I'd love the opportunity to work with the right folks to track these revenue flows. If we can map the revenue (follow the money) we stand a much better chance of advocating for the capital market changes that Jan Masaoka, Clara Miller and others are calling for.

Show me the...proof...not just the money

Thanks to the friends who know my pile of New Yorker magazines is taller than my son. They know that the chances I've read an article in the October 30 2006 issue are slim to none and so drew my attention to last week's article on microfinance and Muhammad Yunus.

So here's the question: Where is the proof? Does microfinance actually get people out of poverty or does it just make them less poor?

Since microcredit and microfinance has become the 20-years-in-the-making-overnight-sensation of American philanthropists it is sure to attract 100s of millions (perhaps even billions) of USD in philanthropic investment. But there's plenty of time for a track record - where's the proof that it works?

worldchanging

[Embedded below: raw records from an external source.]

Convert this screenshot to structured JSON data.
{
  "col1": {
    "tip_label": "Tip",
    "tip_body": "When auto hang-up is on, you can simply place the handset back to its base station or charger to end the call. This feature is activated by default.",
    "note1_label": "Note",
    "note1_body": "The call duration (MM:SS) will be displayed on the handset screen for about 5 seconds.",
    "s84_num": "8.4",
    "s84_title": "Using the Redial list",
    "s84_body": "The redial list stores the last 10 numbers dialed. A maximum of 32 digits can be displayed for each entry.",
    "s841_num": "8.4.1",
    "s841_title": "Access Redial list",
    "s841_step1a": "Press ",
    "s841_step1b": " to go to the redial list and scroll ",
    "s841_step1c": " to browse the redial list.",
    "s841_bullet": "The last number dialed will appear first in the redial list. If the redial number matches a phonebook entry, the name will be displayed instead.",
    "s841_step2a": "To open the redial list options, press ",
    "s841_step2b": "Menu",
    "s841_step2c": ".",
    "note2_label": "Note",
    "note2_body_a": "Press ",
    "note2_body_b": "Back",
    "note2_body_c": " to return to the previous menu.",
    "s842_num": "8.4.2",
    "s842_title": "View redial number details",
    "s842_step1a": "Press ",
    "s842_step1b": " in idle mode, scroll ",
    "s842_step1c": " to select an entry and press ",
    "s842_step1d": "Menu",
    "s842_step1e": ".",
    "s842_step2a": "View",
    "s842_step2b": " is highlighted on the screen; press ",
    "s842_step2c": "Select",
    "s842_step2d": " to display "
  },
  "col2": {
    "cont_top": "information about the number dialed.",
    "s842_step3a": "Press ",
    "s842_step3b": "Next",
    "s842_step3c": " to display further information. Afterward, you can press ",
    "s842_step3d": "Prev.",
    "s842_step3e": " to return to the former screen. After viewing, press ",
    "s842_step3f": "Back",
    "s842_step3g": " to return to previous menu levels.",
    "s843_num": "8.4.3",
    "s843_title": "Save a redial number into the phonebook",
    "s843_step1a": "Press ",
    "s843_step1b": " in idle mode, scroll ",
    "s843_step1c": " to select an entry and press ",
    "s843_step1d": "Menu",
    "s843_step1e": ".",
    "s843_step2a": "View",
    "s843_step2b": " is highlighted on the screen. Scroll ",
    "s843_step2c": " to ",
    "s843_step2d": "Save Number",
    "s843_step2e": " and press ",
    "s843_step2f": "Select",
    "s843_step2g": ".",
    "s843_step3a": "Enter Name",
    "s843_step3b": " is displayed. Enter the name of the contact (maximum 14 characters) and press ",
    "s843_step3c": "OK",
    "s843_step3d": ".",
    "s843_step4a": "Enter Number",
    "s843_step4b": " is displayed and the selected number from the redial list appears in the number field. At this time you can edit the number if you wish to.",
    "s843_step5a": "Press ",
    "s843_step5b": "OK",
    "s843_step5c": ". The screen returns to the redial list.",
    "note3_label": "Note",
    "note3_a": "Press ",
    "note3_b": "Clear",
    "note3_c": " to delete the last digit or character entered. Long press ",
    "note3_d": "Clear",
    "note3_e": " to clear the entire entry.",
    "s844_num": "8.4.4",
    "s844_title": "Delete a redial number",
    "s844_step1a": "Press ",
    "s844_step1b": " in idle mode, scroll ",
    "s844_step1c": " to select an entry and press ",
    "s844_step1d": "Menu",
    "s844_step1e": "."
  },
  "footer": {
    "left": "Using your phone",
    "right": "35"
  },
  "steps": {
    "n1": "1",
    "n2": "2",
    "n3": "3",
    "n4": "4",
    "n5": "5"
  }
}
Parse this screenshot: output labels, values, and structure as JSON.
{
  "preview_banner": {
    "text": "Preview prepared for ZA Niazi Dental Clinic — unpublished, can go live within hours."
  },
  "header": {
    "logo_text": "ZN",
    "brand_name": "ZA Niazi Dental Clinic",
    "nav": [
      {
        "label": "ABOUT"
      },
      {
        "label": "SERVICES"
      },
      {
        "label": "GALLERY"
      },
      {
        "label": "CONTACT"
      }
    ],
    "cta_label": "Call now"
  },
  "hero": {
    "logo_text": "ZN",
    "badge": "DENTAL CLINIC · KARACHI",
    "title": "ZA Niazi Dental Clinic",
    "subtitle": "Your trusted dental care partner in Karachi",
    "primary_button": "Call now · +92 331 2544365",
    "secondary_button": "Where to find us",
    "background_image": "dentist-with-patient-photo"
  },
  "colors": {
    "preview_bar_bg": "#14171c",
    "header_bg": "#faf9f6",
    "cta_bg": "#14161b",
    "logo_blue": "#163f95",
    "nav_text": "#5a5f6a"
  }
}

This book - WorldChanging - is cool. It well deserves its moniker as "the Whole Earth Catalogue for the iPod generation." As someone who still owns a copy of the Catalogue and also owns an iPod, I find it reassuring that the book and the website exist.

Why 2173?

The title of this blog, Philanthropy 2173 refers to the year 2173. Why that year? Attached is dialogue from Woody Allen's movie, Sleeper, which takes place in 2173.

Person 1: "HAS HE ASKED FOR ANYTHING SPECIAL ?"

Person 2: "YES, THIS MORNING FOR BREAKFAST. HE REQUESTED SOMETHING
CALLED WHEAT GERM, ORGANIC HONEY AND TIGER'S MILK."

[ Laughs ]
Person 1; "OH, YES. THOSE WERE THE CHARMED SUBSTANCES...THAT SOME YEARS AGO WERE FELT TO CONTAIN LIFE-PRESERVING PROPERTIES."

Person 2: "YOU MEAN THERE WAS NO DEEP FAT ? NO STEAK OR CREAM PIES
OR HOT FUDGE ?"

Person 1: "THOSE WERE THOUGHT TO BE UNHEALTHY, PRECISELY THE OPPOSITE
OF WHAT WE NOW KNOW TO BE TRUE."

So, lets talk about the future. But we best keep our sense of humor about how sure we are of what we say.

Warren Buffett Redefines Payout

I had an interesting conversation with Buzz Schmidt of Guidestar UK. He claims that Warren Buffett did not give $30BB to the Gates Foundation, as was widely publicized. Schmidt's read of the Buffett announcement (as reported in Fortune Magazine) is that Buffett gave 5% of the value of a set amount of Berkshire Hathaway stock. Under certain likely circumstances, which Schmidt details in an upcoming piece in Alliance Magazine, Buffett figured out a way to give the Foundation an awful lot of money (as long as Bill and Melinda Gates remain actively involved), while holding onto even more of it. If he's giving 5% of the value of the shares, that means he's holding on to 95% of the value - thus getting credit for giving $30BB while actually retaining the majority of the pile and watching it grow.

On the face of it, its not too surprising that "America's greatest investor" would figure out a way to make a buck even while giving it away. And its not at all unlike what foundations themselves do, granting 5% of their assets to good causes while investing the other 95% to perpetuate themselves.